In addition, the WorkPro scheme encourages employers to implement age-friendly workplace practices for older workers, such as providing flexible work arrangements, and
redesigning workplaces and processes to make our older workers’ jobs easier, safer, and smarter.
Grants of up to $300,000 are available for firms to wish to tap on such schemes.
- In fact, 95% of our WorkPro Job Redesign Grants support technology-related enhancements.
This shows that older workers can benefit from technology and take up better quality jobs, instead of being displaced by technology.
- One example of a company that values their older workers is Shalom International Movers.
- Shalom invests significantly in technology to enable job redesign and continuous learning on the job.

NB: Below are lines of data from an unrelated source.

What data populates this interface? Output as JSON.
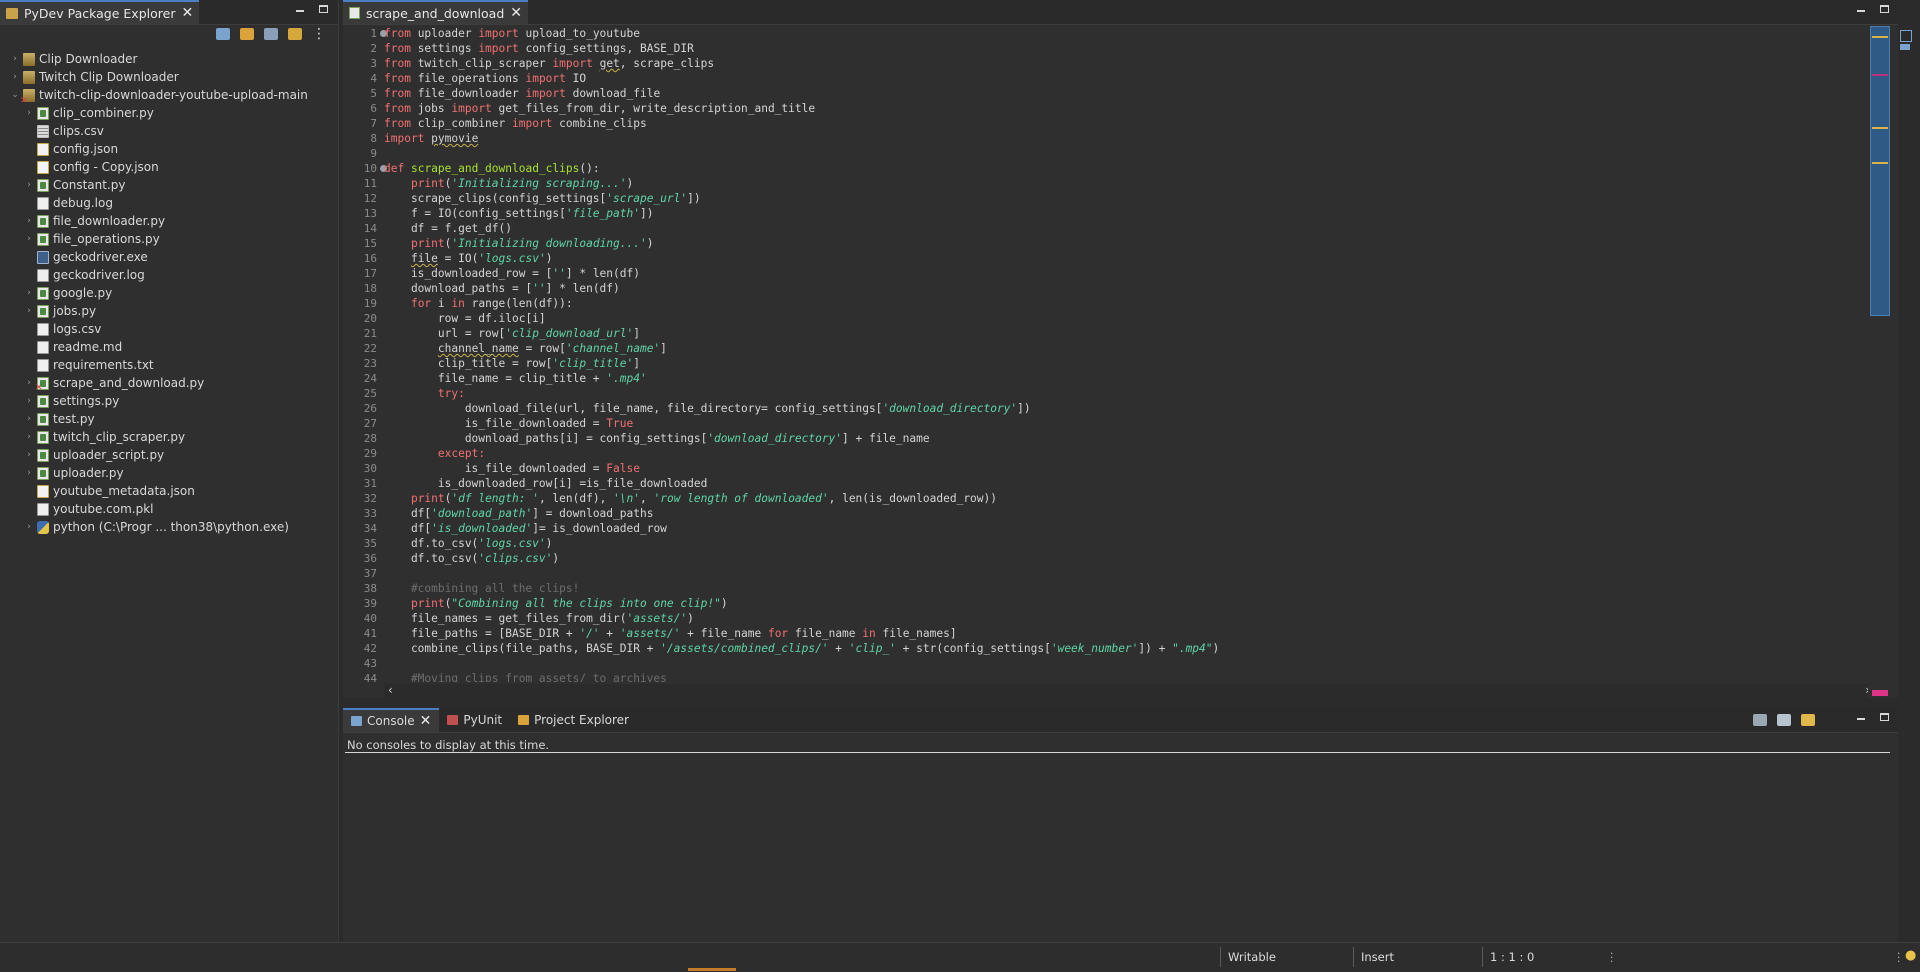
{
  "explorer": {
    "tab_label": "PyDev Package Explorer",
    "items": [
      {
        "label": "Clip Downloader",
        "type": "project"
      },
      {
        "label": "Twitch Clip Downloader",
        "type": "project"
      },
      {
        "label": "twitch-clip-downloader-youtube-upload-main",
        "type": "project"
      },
      {
        "label": "clip_combiner.py",
        "type": "py"
      },
      {
        "label": "clips.csv",
        "type": "csv"
      },
      {
        "label": "config.json",
        "type": "json"
      },
      {
        "label": "config - Copy.json",
        "type": "json"
      },
      {
        "label": "Constant.py",
        "type": "py"
      },
      {
        "label": "debug.log",
        "type": "txt"
      },
      {
        "label": "file_downloader.py",
        "type": "py"
      },
      {
        "label": "file_operations.py",
        "type": "py"
      },
      {
        "label": "geckodriver.exe",
        "type": "exe"
      },
      {
        "label": "geckodriver.log",
        "type": "txt"
      },
      {
        "label": "google.py",
        "type": "py"
      },
      {
        "label": "jobs.py",
        "type": "py"
      },
      {
        "label": "logs.csv",
        "type": "txt"
      },
      {
        "label": "readme.md",
        "type": "txt"
      },
      {
        "label": "requirements.txt",
        "type": "txt"
      },
      {
        "label": "scrape_and_download.py",
        "type": "py"
      },
      {
        "label": "settings.py",
        "type": "py"
      },
      {
        "label": "test.py",
        "type": "py"
      },
      {
        "label": "twitch_clip_scraper.py",
        "type": "py"
      },
      {
        "label": "uploader_script.py",
        "type": "py"
      },
      {
        "label": "uploader.py",
        "type": "py"
      },
      {
        "label": "youtube_metadata.json",
        "type": "json"
      },
      {
        "label": "youtube.com.pkl",
        "type": "txt"
      },
      {
        "label": "python  (C:\\Progr ... thon38\\python.exe)",
        "type": "lib"
      }
    ]
  },
  "editor": {
    "tab_label": "scrape_and_download",
    "lines": [
      [
        [
          "from",
          "kw"
        ],
        [
          " uploader ",
          ""
        ],
        [
          "import",
          "kw"
        ],
        [
          " upload_to_youtube",
          ""
        ]
      ],
      [
        [
          "from",
          "kw"
        ],
        [
          " settings ",
          ""
        ],
        [
          "import",
          "kw"
        ],
        [
          " config_settings, BASE_DIR",
          ""
        ]
      ],
      [
        [
          "from",
          "kw"
        ],
        [
          " twitch_clip_scraper ",
          ""
        ],
        [
          "import",
          "kw"
        ],
        [
          " ",
          ""
        ],
        [
          "get",
          "squig"
        ],
        [
          ", scrape_clips",
          ""
        ]
      ],
      [
        [
          "from",
          "kw"
        ],
        [
          " file_operations ",
          ""
        ],
        [
          "import",
          "kw"
        ],
        [
          " IO",
          ""
        ]
      ],
      [
        [
          "from",
          "kw"
        ],
        [
          " file_downloader ",
          ""
        ],
        [
          "import",
          "kw"
        ],
        [
          " download_file",
          ""
        ]
      ],
      [
        [
          "from",
          "kw"
        ],
        [
          " jobs ",
          ""
        ],
        [
          "import",
          "kw"
        ],
        [
          " get_files_from_dir, write_description_and_title",
          ""
        ]
      ],
      [
        [
          "from",
          "kw"
        ],
        [
          " clip_combiner ",
          ""
        ],
        [
          "import",
          "kw"
        ],
        [
          " combine_clips",
          ""
        ]
      ],
      [
        [
          "import",
          "kw"
        ],
        [
          " ",
          ""
        ],
        [
          "pymovie",
          "squig"
        ]
      ],
      [],
      [
        [
          "def",
          "kw"
        ],
        [
          " ",
          ""
        ],
        [
          "scrape_and_download_clips",
          "fn"
        ],
        [
          "():",
          ""
        ]
      ],
      [
        [
          "    ",
          ""
        ],
        [
          "print",
          "kw"
        ],
        [
          "(",
          ""
        ],
        [
          "'Initializing scraping...'",
          "str"
        ],
        [
          ")",
          ""
        ]
      ],
      [
        [
          "    scrape_clips(config_settings[",
          ""
        ],
        [
          "'scrape_url'",
          "str"
        ],
        [
          "])",
          ""
        ]
      ],
      [
        [
          "    f = IO(config_settings[",
          ""
        ],
        [
          "'file_path'",
          "str"
        ],
        [
          "])",
          ""
        ]
      ],
      [
        [
          "    df = f.get_df()",
          ""
        ]
      ],
      [
        [
          "    ",
          ""
        ],
        [
          "print",
          "kw"
        ],
        [
          "(",
          ""
        ],
        [
          "'Initializing downloading...'",
          "str"
        ],
        [
          ")",
          ""
        ]
      ],
      [
        [
          "    ",
          ""
        ],
        [
          "file",
          "squig"
        ],
        [
          " = IO(",
          ""
        ],
        [
          "'logs.csv'",
          "str"
        ],
        [
          ")",
          ""
        ]
      ],
      [
        [
          "    is_downloaded_row = [",
          ""
        ],
        [
          "''",
          "str"
        ],
        [
          "] * len(df)",
          ""
        ]
      ],
      [
        [
          "    download_paths = [",
          ""
        ],
        [
          "''",
          "str"
        ],
        [
          "] * len(df)",
          ""
        ]
      ],
      [
        [
          "    ",
          ""
        ],
        [
          "for",
          "kw"
        ],
        [
          " i ",
          ""
        ],
        [
          "in",
          "kw"
        ],
        [
          " range(len(df)):",
          ""
        ]
      ],
      [
        [
          "        row = df.iloc[i]",
          ""
        ]
      ],
      [
        [
          "        url = row[",
          ""
        ],
        [
          "'clip_download_url'",
          "str"
        ],
        [
          "]",
          ""
        ]
      ],
      [
        [
          "        ",
          ""
        ],
        [
          "channel_name",
          "squig"
        ],
        [
          " = row[",
          ""
        ],
        [
          "'channel_name'",
          "str"
        ],
        [
          "]",
          ""
        ]
      ],
      [
        [
          "        clip_title = row[",
          ""
        ],
        [
          "'clip_title'",
          "str"
        ],
        [
          "]",
          ""
        ]
      ],
      [
        [
          "        file_name = clip_title + ",
          ""
        ],
        [
          "'.mp4'",
          "str"
        ]
      ],
      [
        [
          "        ",
          ""
        ],
        [
          "try",
          "kw"
        ],
        [
          ":",
          "kw"
        ]
      ],
      [
        [
          "            download_file(url, file_name, file_directory= config_settings[",
          ""
        ],
        [
          "'download_directory'",
          "str"
        ],
        [
          "])",
          ""
        ]
      ],
      [
        [
          "            is_file_downloaded = ",
          ""
        ],
        [
          "True",
          "kw"
        ]
      ],
      [
        [
          "            download_paths[i] = config_settings[",
          ""
        ],
        [
          "'download_directory'",
          "str"
        ],
        [
          "] + file_name",
          ""
        ]
      ],
      [
        [
          "        ",
          ""
        ],
        [
          "except",
          "kw"
        ],
        [
          ":",
          "kw"
        ]
      ],
      [
        [
          "            is_file_downloaded = ",
          ""
        ],
        [
          "False",
          "kw"
        ]
      ],
      [
        [
          "        is_downloaded_row[i] =is_file_downloaded",
          ""
        ]
      ],
      [
        [
          "    ",
          ""
        ],
        [
          "print",
          "kw"
        ],
        [
          "(",
          ""
        ],
        [
          "'df length: '",
          "str"
        ],
        [
          ", len(df), ",
          ""
        ],
        [
          "'\\n'",
          "str"
        ],
        [
          ", ",
          ""
        ],
        [
          "'row length of downloaded'",
          "str"
        ],
        [
          ", len(is_downloaded_row))",
          ""
        ]
      ],
      [
        [
          "    df[",
          ""
        ],
        [
          "'download_path'",
          "str"
        ],
        [
          "] = download_paths",
          ""
        ]
      ],
      [
        [
          "    df[",
          ""
        ],
        [
          "'is_downloaded'",
          "str"
        ],
        [
          "]= is_downloaded_row",
          ""
        ]
      ],
      [
        [
          "    df.to_csv(",
          ""
        ],
        [
          "'logs.csv'",
          "str"
        ],
        [
          ")",
          ""
        ]
      ],
      [
        [
          "    df.to_csv(",
          ""
        ],
        [
          "'clips.csv'",
          "str"
        ],
        [
          ")",
          ""
        ]
      ],
      [],
      [
        [
          "    #combining all the clips!",
          "cm"
        ]
      ],
      [
        [
          "    ",
          ""
        ],
        [
          "print",
          "kw"
        ],
        [
          "(",
          ""
        ],
        [
          "\"Combining all the clips into one clip!\"",
          "str"
        ],
        [
          ")",
          ""
        ]
      ],
      [
        [
          "    file_names = get_files_from_dir(",
          ""
        ],
        [
          "'assets/'",
          "str"
        ],
        [
          ")",
          ""
        ]
      ],
      [
        [
          "    file_paths = [BASE_DIR + ",
          ""
        ],
        [
          "'/'",
          "str"
        ],
        [
          " + ",
          ""
        ],
        [
          "'assets/'",
          "str"
        ],
        [
          " + file_name ",
          ""
        ],
        [
          "for",
          "kw"
        ],
        [
          " file_name ",
          ""
        ],
        [
          "in",
          "kw"
        ],
        [
          " file_names]",
          ""
        ]
      ],
      [
        [
          "    combine_clips(file_paths, BASE_DIR + ",
          ""
        ],
        [
          "'/assets/combined_clips/'",
          "str"
        ],
        [
          " + ",
          ""
        ],
        [
          "'clip_'",
          "str"
        ],
        [
          " + str(config_settings[",
          ""
        ],
        [
          "'week_number'",
          "str"
        ],
        [
          "]) + ",
          ""
        ],
        [
          "\".mp4\"",
          "str"
        ],
        [
          ")",
          ""
        ]
      ],
      [],
      [
        [
          "    #Moving clips from assets/ to archives",
          "cm"
        ]
      ]
    ]
  },
  "console": {
    "tabs": [
      "Console",
      "PyUnit",
      "Project Explorer"
    ],
    "message": "No consoles to display at this time."
  },
  "status": {
    "writable": "Writable",
    "insert": "Insert",
    "position": "1 : 1 : 0"
  },
  "colors": {
    "keyword": "#f07070",
    "function": "#a6e22e",
    "string": "#5fd4a6",
    "comment": "#6d6d6d",
    "accent": "#4a80c3"
  }
}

For employees who might not have formal education and pre-requisites to further their studies, Shalom recognises their experience and skills and nurtures them to take on key roles in the company. They recognise their older workers as mentors to their younger staff, who benefit from the skills transfer. The informal sharing also boosts camaraderie among employees.
Mr Ahmad Senin bin Huri was hired as a truck driver after he was retrenched from a shipping company at 40 years old. Although he had no prior skills or experience in the logistics industry, Ahmad proved his capabilities and eventually became a supervisor. He was tasked with big projects such as the relocation of Republic Polytechnic, through which he was able to pick up new skills and technology. Ahmad was also given opportunities to upskill in areas of bizSAFE – Workplace Safety and Health, Service Excellence and even LEAN methodology. As part of the pioneer batch in Shalom to pick up these skills, he was tasked to share his knowledge and champion these new skills at the workplace. Now, Ahmad has moved from frontline delivery to take on a new role in managing the warehouse, and continues to take the lead in building new workplace standards.
In an industry typically affected by high turnover rates, Shalom excels with more than 25% of their staff staying with them for over 10 years. Ahmad is one of them.
- I was also happy to learn about how Royal Plaza on Scotts supports their older employees through flexible work arrangements.
They developed an initiative called READY (Re-employment: Equipping & Developing Yourself), which aims to educate and orientate the 'young-at-heart' talents back into the workforce, giving them the choice of a 22-hour or 5- or 6-day work week. Their older employees appreciate this arrangement, as they have time to pursue their personal commitments too. For example, Mr Hamid bin Selamat got the 5-day work week that he has always wished for. He now gets to spend extra time with his wife and two children, and is also able to get more rest, which keeps him energised.
This is one way we can help older workers who wish to slow down the intensity of work before they go into full retirement.
- As the study by Great Place to Work Institute and Singapore Management University (SMU) found, supportive organisational practices such as encouraging work-life balance are key to constructing the ideal environment for employees.
- Given the amount of time we spend at work, we should encourage more employers to foster workplaces that motivate employees to learn at work, through work, and for work.
Lifelong learning and continual skills upgrading is essential for Singapore to maintain a competitive edge, especially in this age of disruption.
The launch of the Great Place to Learn™-Certification programme today is thus timely.
To all award winners today, you are one of Singapore’s Best Workplaces. You serve as role models and advocates for more business leaders to build inclusive workplaces and promote reskilling and upskilling.
Congratulations once again!
- Thank you.